Wednesday, January 18, 2012

Escape From Tactical Hell

[looking at the Grand Canyon, you learn] The most important lesson of Darwinism: Weak forces, operating over long periods of time, create large and dramatic change.
—Jerry Coyne, Why Evolution Is True

When frustrated, I often think I need a different attitude or more energy in pursuing my goals. This is a mistake. What yields results for me is endurance, planning for the long term. This best course of action is also the most difficult. It's far too easy, too human, to be distracted by the present irritations.  Television and the internet feed this short, nervous attention span by setting off emotional firecrackers, describing every momentary event as a cataclysm. Our instinct for self-preservation keeps us glued to the screen, while summer passes away and we get old.  

In contrast, consider this story: Directly after Japan's catastrophic defeat in World War II, a group of business executives met to plan the future of their company. John W. Dower  in his book, Embracing Defeat, records their approach: We must make a one hundred year plan, and not be disturbed by the difficulties of the moment.  On that basis, these leaders built up a ruined land into the second largest economy on earth.

Wired Magazine published a wonderful article in their December, 2001 issue on Jeff Bezos of Amazon.  He says:

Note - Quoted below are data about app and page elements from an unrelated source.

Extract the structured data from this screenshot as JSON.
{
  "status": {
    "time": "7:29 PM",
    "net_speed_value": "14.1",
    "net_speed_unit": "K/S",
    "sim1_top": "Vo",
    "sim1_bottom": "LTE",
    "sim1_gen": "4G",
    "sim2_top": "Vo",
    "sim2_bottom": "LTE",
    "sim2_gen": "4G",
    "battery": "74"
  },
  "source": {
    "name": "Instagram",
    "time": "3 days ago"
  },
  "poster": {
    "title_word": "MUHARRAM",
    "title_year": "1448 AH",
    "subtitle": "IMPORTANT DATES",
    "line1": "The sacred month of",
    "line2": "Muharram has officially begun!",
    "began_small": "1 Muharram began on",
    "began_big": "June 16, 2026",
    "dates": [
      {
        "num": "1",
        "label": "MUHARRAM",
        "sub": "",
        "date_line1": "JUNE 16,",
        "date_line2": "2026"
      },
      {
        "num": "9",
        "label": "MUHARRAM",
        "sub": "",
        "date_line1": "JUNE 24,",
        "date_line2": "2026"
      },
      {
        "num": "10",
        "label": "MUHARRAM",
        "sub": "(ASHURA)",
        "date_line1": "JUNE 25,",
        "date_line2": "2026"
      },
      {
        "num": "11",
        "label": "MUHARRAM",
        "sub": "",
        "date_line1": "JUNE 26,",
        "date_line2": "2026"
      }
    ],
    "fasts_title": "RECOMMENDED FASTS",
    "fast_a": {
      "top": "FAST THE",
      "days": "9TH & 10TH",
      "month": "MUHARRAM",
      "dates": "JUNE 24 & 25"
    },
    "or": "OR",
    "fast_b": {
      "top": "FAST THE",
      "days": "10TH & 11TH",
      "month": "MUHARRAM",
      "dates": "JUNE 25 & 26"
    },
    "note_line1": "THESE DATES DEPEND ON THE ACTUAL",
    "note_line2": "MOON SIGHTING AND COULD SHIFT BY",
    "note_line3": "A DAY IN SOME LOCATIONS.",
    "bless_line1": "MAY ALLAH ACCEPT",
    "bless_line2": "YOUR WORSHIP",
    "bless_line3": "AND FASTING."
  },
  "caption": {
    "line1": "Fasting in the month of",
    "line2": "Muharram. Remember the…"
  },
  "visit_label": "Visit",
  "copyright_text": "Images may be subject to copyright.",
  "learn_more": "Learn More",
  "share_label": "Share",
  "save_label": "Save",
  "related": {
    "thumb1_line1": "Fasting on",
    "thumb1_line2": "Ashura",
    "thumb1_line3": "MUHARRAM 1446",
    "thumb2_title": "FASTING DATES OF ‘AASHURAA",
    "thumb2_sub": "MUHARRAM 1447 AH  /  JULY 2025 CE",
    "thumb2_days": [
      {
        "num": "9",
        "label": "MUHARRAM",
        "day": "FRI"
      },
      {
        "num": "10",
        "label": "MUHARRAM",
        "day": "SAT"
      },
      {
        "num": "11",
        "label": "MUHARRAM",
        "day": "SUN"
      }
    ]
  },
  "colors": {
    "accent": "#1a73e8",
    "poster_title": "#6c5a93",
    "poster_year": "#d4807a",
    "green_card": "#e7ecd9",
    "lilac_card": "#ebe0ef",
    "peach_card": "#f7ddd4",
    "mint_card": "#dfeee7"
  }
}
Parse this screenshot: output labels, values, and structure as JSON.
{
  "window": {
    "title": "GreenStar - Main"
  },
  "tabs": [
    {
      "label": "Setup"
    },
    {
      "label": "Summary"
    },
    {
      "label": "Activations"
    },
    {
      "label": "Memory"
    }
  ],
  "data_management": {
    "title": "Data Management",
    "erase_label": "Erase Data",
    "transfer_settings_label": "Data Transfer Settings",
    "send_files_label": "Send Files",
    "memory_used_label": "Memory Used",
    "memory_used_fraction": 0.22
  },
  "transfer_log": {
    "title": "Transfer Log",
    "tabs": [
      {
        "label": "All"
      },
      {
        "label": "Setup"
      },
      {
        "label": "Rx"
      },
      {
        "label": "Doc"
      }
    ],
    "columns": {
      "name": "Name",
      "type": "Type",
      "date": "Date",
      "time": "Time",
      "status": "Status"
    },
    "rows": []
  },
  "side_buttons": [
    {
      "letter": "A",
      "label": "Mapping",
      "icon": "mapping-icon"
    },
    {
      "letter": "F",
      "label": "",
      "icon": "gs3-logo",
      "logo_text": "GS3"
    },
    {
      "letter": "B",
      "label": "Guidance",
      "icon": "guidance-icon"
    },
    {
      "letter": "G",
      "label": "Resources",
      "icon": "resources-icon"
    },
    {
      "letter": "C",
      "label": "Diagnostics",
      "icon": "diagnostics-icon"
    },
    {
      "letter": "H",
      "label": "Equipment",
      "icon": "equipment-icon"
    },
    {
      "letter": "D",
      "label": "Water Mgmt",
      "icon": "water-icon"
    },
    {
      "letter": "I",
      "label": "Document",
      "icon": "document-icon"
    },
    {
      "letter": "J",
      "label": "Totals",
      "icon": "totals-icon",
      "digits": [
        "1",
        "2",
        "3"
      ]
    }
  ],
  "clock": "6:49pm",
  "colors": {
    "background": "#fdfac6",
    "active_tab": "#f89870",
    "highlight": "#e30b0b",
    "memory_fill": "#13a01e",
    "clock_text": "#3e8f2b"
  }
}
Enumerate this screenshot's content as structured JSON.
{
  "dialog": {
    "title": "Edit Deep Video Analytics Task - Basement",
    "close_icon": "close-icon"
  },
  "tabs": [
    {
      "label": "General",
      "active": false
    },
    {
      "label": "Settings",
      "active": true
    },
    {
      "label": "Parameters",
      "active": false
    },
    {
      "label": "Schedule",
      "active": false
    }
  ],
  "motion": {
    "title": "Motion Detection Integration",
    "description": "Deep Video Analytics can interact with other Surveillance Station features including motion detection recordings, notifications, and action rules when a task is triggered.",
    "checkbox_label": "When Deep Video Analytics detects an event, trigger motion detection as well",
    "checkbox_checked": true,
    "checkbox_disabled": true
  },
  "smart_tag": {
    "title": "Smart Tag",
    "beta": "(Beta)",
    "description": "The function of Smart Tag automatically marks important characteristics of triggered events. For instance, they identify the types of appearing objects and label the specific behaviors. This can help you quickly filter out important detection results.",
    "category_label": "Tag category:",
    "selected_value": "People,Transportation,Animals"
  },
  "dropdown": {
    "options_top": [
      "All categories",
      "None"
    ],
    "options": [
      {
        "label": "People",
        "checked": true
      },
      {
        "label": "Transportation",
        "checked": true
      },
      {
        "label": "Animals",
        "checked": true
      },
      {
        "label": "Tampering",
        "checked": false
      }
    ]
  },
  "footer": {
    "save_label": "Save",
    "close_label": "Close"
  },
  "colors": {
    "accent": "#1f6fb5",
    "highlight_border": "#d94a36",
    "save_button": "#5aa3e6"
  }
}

Our first shareholder letter, in 1997, was entitled, “It’s all about the long term.” If everything you do needs to work on a three-year time horizon, then you’re competing against a lot of people. But if you’re willing to invest on a seven-year time horizon, you’re now competing against a fraction of those people, because very few companies are willing to do that. Just by lengthening the time horizon, you can engage in endeavors that you could never otherwise pursue. . . . In some cases, things are inevitable. The hard part is that you don’t know how long it might take, but you know it will happen if you’re patient enough. Ebooks had to happen. Infrastructure web services had to happen. So you can do these things with conviction if you are long-term-oriented and patient.

My hero, Robert Greene expounds further on this topic:

According to the cosmology of the ancient Greeks, the gods were thought to have complete vision into the future. They saw everything to come, right down to the intricate details. Men, on the other hand, were seen as victims of fate, trapped in the moment and their emotions, unable to see beyond immediate dangers. Those heroes, such as Odysseus, who were able to look beyond the present and plan several steps ahead, seemed to defy fate, to approximate the gods in their ability to determine the future. The comparison is still valid—those among us who think further ahead and patiently bring their plans to fruition seem to have a godlike power. 

Because most people are too imprisoned in the moment to plan with this kind of foresight, the ability to ignore immediate dangers and pleasures translates into power. It is the power of being able to overcome the natural human tendency to react to things as they happen, and instead to train oneself to step back, imagining the larger things taking shape beyond one’s immediate vision. Most people believe that they are in fact aware of the future, that they are planning and thinking ahead. They are usually deluded: What they are really doing is succumbing to their desires, to what they want the future to be. Their plans are vague, on their imaginations rather than their reality. They may believe they are thinking all the way to the end, but they are really only focusing on the happy ending, and deluding themselves by the strength of their desire. —The 48 Laws of Power

Long term planning is no more natural for me than for anyone else. Fortunately, circumstances force me to stretch my timeline, almost every day. I'm working on two projects that have been going for more than four years. I'm also helping to raise a child, an effort that has no identifiable endpoint. Take heart, fellow travelers. Keep to your path.